Characters and Customization
Another exciting aspect of Underground was the fact that you could customize almost anything in the game. When you started the story mode, you were given a wide range of options to change your character’s appearance. You could make them wear nothing but a cowboy hat and a pair of underwear. You could make their skin green. You could even make their head resemble the Neversoft logo, meaning their head was just one giant eyeball.
You could also customize the appearance of your skateboard with an impressive degree of intricacy. You could layer on multiple patterns and images to turn your skate deck into a true piece of art.
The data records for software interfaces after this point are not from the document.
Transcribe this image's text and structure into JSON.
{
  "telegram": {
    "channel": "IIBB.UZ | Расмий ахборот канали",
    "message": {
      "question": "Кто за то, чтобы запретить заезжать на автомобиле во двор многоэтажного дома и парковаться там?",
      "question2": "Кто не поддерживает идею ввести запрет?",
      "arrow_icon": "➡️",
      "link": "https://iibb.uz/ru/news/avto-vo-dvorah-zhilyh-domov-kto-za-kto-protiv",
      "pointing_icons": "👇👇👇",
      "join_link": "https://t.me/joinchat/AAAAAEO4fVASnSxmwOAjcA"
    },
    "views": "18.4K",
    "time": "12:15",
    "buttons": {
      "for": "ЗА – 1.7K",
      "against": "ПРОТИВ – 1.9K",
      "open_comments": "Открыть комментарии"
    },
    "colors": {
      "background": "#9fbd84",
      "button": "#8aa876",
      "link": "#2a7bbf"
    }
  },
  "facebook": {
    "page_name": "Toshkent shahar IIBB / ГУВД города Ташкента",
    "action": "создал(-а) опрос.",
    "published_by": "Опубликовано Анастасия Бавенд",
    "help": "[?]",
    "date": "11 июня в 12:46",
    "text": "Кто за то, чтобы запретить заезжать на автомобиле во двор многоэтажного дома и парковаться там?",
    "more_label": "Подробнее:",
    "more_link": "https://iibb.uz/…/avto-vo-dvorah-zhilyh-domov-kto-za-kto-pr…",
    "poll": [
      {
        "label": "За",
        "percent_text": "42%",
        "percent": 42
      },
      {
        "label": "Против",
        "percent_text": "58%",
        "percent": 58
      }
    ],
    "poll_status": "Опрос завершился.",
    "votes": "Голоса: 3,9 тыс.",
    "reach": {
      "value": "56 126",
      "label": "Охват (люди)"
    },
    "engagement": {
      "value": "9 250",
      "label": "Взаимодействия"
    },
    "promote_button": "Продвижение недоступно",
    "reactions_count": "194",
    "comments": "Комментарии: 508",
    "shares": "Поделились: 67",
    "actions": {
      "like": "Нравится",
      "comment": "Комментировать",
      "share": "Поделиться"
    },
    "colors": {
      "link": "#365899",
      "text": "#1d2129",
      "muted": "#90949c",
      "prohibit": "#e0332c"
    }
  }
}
You could also customize the grip tape and wheels on your board, turning your entire board into a cohesive masterpiece.
The game also gave players the ability to create their own skate parks featuring humongous ramps, rails, and even deadly lava pits, if you so chose. If you were playing Tony Hawk’s Underground on the PlayStation 2, you could even share your custom skate parks with other players around the world using the console’s online feature.
In addition to customizable characters and parks, the game also had a wealth of awesome preset characters (as most Tony Hawk games do). In addition to skateboarding legends like Bob Burnquist, Andrew Reynolds, and Kareem Campbell, the game also featured playable characters like rockstar Gene Simmons, Iron Man, and a slimy monster based on the 1984 horror flick C.H.U.D. named T.H.U.D.
Overall, the incredible storyline and massive amount of freedom that Tony Hawk’s Underground provided to players elevates it above all of the other games in the series for me. Sure, I’ll take some time to play through Tony Hawk’s American Wasteland or Tony Hawk’s Pro Skater 2 every once in a while. But, in my humble opinion, while those games are certainly worth playing, they don’t quite stack up to the work of perfection that is Tony Hawk’s Underground.